RECORDS SHOWN below:

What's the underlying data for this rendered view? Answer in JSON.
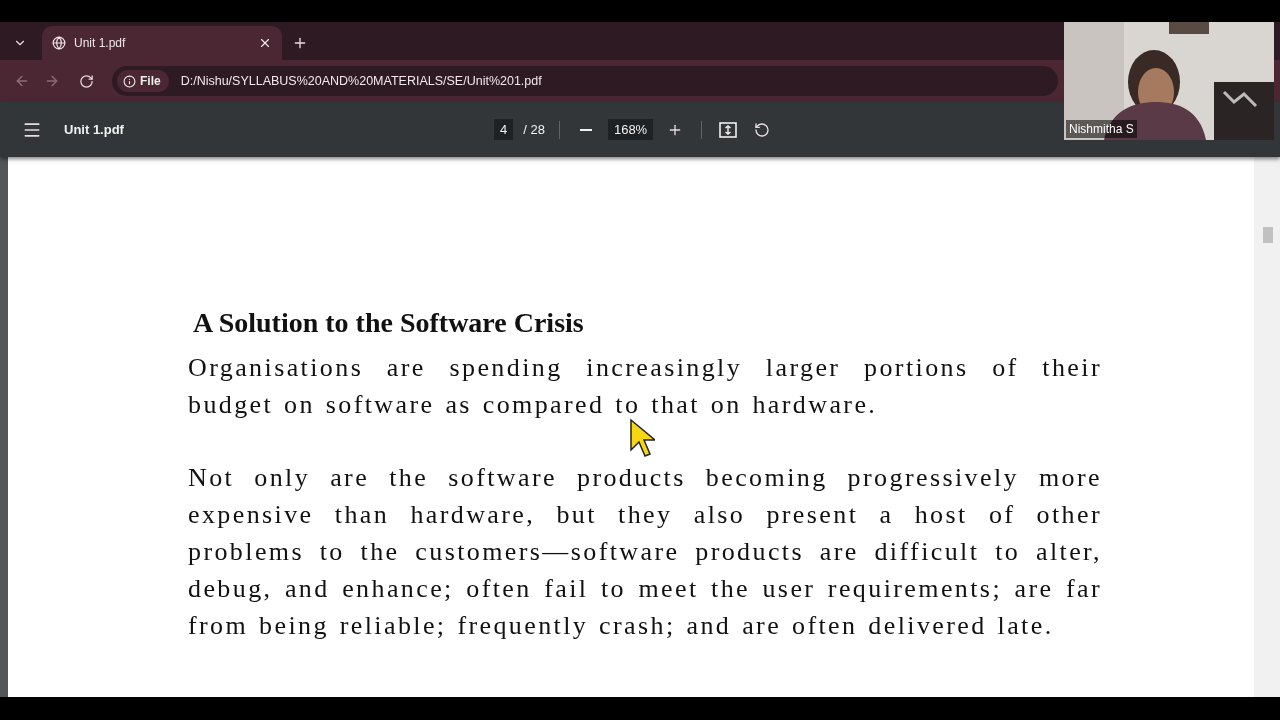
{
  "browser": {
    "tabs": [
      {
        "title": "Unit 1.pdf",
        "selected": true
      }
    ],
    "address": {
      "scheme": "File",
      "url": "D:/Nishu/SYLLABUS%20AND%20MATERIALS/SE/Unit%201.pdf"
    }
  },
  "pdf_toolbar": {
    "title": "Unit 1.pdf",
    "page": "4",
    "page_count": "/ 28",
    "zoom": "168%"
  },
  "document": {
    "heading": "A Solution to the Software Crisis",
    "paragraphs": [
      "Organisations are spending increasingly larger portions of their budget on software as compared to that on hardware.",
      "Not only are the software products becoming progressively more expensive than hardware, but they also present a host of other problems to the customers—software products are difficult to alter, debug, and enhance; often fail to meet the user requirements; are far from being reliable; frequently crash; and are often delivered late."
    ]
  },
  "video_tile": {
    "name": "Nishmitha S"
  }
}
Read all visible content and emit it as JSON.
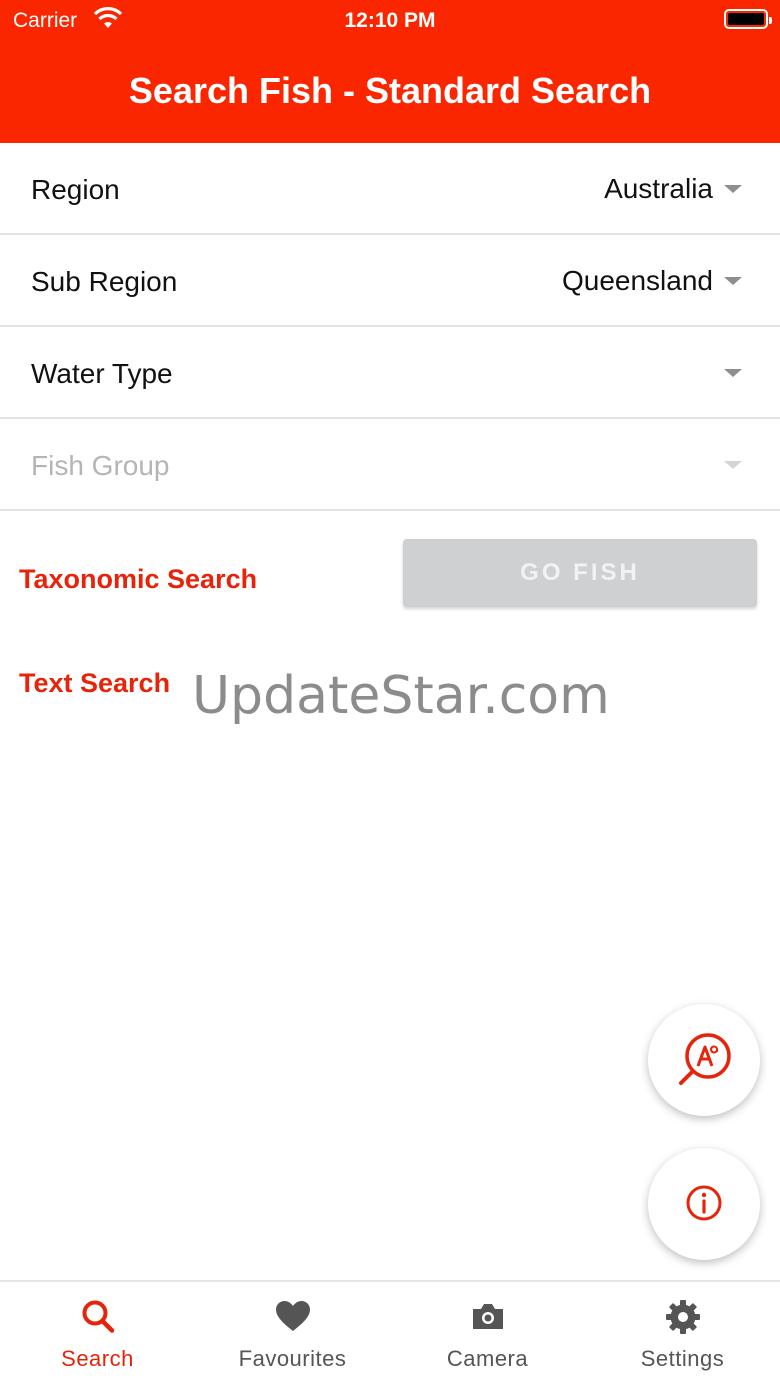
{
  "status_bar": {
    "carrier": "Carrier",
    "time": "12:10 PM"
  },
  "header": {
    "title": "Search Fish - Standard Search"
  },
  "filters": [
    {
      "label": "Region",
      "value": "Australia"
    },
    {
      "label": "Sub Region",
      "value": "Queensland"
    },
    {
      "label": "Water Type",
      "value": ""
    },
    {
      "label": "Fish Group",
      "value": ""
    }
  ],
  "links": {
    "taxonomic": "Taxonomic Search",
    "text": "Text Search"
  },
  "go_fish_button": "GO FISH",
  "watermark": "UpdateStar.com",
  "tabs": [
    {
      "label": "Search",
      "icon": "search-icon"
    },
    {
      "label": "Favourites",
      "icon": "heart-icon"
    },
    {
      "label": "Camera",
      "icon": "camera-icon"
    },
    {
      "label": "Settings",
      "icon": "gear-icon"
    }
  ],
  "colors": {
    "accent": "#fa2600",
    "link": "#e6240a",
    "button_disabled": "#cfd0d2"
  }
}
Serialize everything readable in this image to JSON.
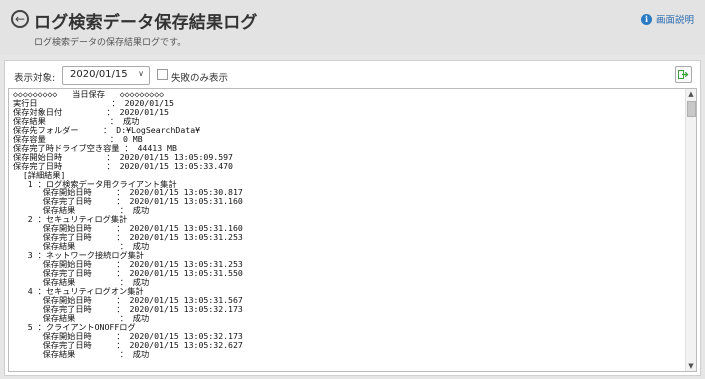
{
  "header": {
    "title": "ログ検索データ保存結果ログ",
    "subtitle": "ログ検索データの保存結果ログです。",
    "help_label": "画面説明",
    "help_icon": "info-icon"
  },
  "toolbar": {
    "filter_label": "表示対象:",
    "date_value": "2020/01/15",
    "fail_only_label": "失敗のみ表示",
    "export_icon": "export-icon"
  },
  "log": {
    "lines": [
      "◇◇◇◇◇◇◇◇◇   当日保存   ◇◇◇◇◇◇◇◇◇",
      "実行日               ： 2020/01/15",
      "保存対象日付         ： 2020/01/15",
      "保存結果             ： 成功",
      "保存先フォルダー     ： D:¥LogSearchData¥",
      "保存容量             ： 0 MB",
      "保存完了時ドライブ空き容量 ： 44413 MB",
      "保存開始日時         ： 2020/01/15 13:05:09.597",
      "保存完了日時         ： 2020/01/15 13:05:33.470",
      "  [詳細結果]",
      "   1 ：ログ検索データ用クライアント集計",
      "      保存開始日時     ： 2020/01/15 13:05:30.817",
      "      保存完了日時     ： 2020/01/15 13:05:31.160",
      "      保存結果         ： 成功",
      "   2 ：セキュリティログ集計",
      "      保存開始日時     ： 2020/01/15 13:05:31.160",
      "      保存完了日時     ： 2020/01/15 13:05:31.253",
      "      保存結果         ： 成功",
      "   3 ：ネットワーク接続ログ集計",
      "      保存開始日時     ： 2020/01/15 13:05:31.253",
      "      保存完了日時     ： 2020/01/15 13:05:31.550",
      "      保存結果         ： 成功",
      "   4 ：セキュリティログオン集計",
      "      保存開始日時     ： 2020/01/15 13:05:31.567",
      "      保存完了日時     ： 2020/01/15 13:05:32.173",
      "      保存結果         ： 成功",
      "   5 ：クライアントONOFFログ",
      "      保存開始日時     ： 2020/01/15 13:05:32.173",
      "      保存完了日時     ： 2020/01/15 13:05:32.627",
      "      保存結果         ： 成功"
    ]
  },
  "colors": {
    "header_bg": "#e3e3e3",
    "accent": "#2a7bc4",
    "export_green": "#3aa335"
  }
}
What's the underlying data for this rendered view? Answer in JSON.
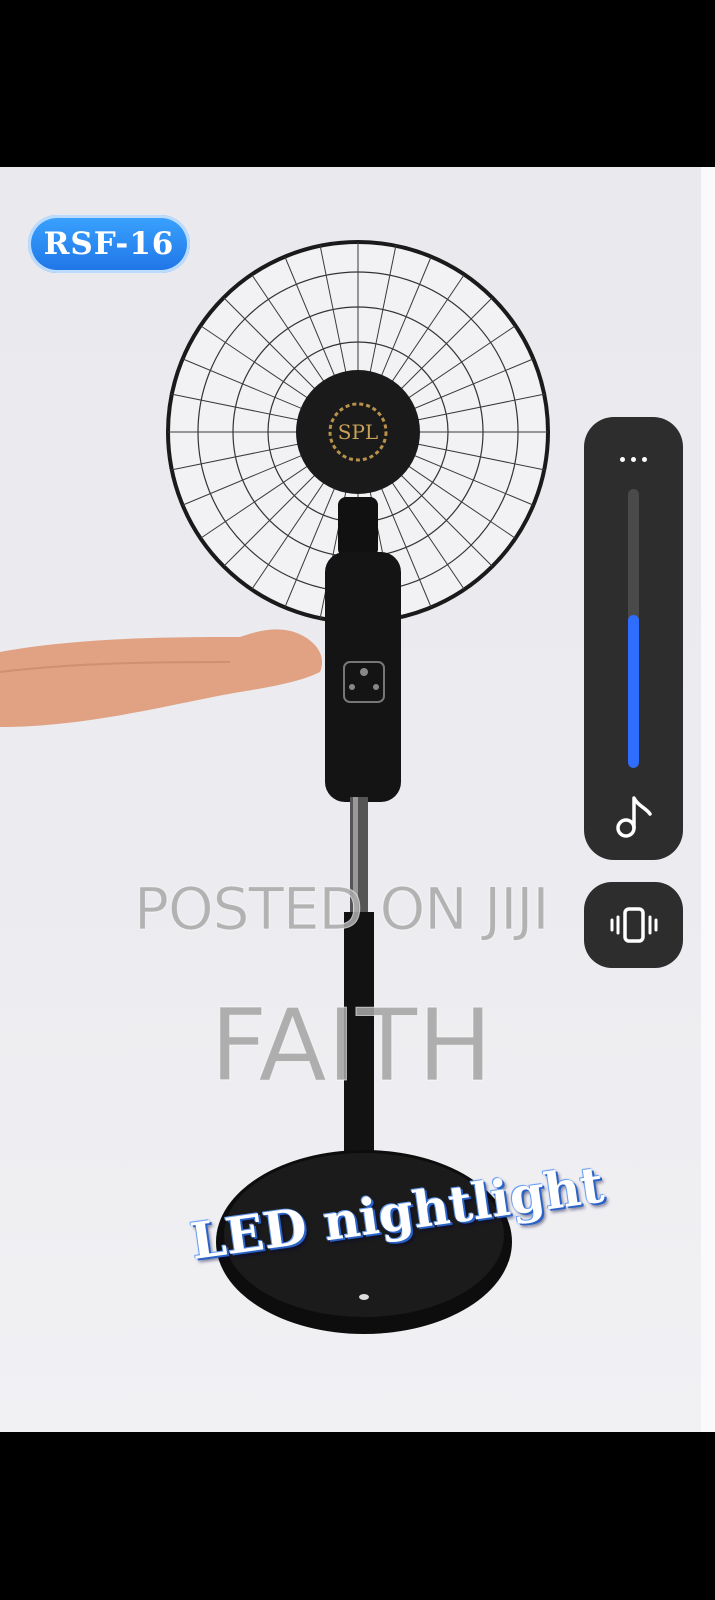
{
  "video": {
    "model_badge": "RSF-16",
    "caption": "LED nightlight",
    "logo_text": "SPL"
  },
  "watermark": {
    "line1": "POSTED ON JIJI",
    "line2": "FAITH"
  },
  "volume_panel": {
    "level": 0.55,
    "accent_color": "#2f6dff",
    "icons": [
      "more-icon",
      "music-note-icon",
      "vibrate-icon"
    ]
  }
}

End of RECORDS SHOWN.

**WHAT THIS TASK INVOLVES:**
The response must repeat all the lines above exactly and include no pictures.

**RESULT OF THIS TASK:**
What's the underlying data for this rendered view? Answer in JSON.
{
  "browser": {
    "tabs": [
      {
        "title": "Unit 1.pdf",
        "selected": true
      }
    ],
    "address": {
      "scheme": "File",
      "url": "D:/Nishu/SYLLABUS%20AND%20MATERIALS/SE/Unit%201.pdf"
    }
  },
  "pdf_toolbar": {
    "title": "Unit 1.pdf",
    "page": "4",
    "page_count": "/ 28",
    "zoom": "168%"
  },
  "document": {
    "heading": "A Solution to the Software Crisis",
    "paragraphs": [
      "Organisations are spending increasingly larger portions of their budget on software as compared to that on hardware.",
      "Not only are the software products becoming progressively more expensive than hardware, but they also present a host of other problems to the customers—software products are difficult to alter, debug, and enhance; often fail to meet the user requirements; are far from being reliable; frequently crash; and are often delivered late."
    ]
  },
  "video_tile": {
    "name": "Nishmitha S"
  }
}
Read all visible content and emit it as JSON.
{
  "status_bar": {
    "carrier": "Carrier",
    "time": "12:10 PM"
  },
  "header": {
    "title": "Search Fish - Standard Search"
  },
  "filters": [
    {
      "label": "Region",
      "value": "Australia"
    },
    {
      "label": "Sub Region",
      "value": "Queensland"
    },
    {
      "label": "Water Type",
      "value": ""
    },
    {
      "label": "Fish Group",
      "value": ""
    }
  ],
  "links": {
    "taxonomic": "Taxonomic Search",
    "text": "Text Search"
  },
  "go_fish_button": "GO FISH",
  "watermark": "UpdateStar.com",
  "tabs": [
    {
      "label": "Search",
      "icon": "search-icon"
    },
    {
      "label": "Favourites",
      "icon": "heart-icon"
    },
    {
      "label": "Camera",
      "icon": "camera-icon"
    },
    {
      "label": "Settings",
      "icon": "gear-icon"
    }
  ],
  "colors": {
    "accent": "#fa2600",
    "link": "#e6240a",
    "button_disabled": "#cfd0d2"
  }
}
Serialize everything readable in this image to JSON.
{
  "header": {
    "title": "ログ検索データ保存結果ログ",
    "subtitle": "ログ検索データの保存結果ログです。",
    "help_label": "画面説明",
    "help_icon": "info-icon"
  },
  "toolbar": {
    "filter_label": "表示対象:",
    "date_value": "2020/01/15",
    "fail_only_label": "失敗のみ表示",
    "export_icon": "export-icon"
  },
  "log": {
    "lines": [
      "◇◇◇◇◇◇◇◇◇   当日保存   ◇◇◇◇◇◇◇◇◇",
      "実行日               ： 2020/01/15",
      "保存対象日付         ： 2020/01/15",
      "保存結果             ： 成功",
      "保存先フォルダー     ： D:¥LogSearchData¥",
      "保存容量             ： 0 MB",
      "保存完了時ドライブ空き容量 ： 44413 MB",
      "保存開始日時         ： 2020/01/15 13:05:09.597",
      "保存完了日時         ： 2020/01/15 13:05:33.470",
      "  [詳細結果]",
      "   1 ：ログ検索データ用クライアント集計",
      "      保存開始日時     ： 2020/01/15 13:05:30.817",
      "      保存完了日時     ： 2020/01/15 13:05:31.160",
      "      保存結果         ： 成功",
      "   2 ：セキュリティログ集計",
      "      保存開始日時     ： 2020/01/15 13:05:31.160",
      "      保存完了日時     ： 2020/01/15 13:05:31.253",
      "      保存結果         ： 成功",
      "   3 ：ネットワーク接続ログ集計",
      "      保存開始日時     ： 2020/01/15 13:05:31.253",
      "      保存完了日時     ： 2020/01/15 13:05:31.550",
      "      保存結果         ： 成功",
      "   4 ：セキュリティログオン集計",
      "      保存開始日時     ： 2020/01/15 13:05:31.567",
      "      保存完了日時     ： 2020/01/15 13:05:32.173",
      "      保存結果         ： 成功",
      "   5 ：クライアントONOFFログ",
      "      保存開始日時     ： 2020/01/15 13:05:32.173",
      "      保存完了日時     ： 2020/01/15 13:05:32.627",
      "      保存結果         ： 成功"
    ]
  },
  "colors": {
    "header_bg": "#e3e3e3",
    "accent": "#2a7bc4",
    "export_green": "#3aa335"
  }
}
What's the underlying data for this rendered view? Answer in JSON.
{
  "video": {
    "model_badge": "RSF-16",
    "caption": "LED nightlight",
    "logo_text": "SPL"
  },
  "watermark": {
    "line1": "POSTED ON JIJI",
    "line2": "FAITH"
  },
  "volume_panel": {
    "level": 0.55,
    "accent_color": "#2f6dff",
    "icons": [
      "more-icon",
      "music-note-icon",
      "vibrate-icon"
    ]
  }
}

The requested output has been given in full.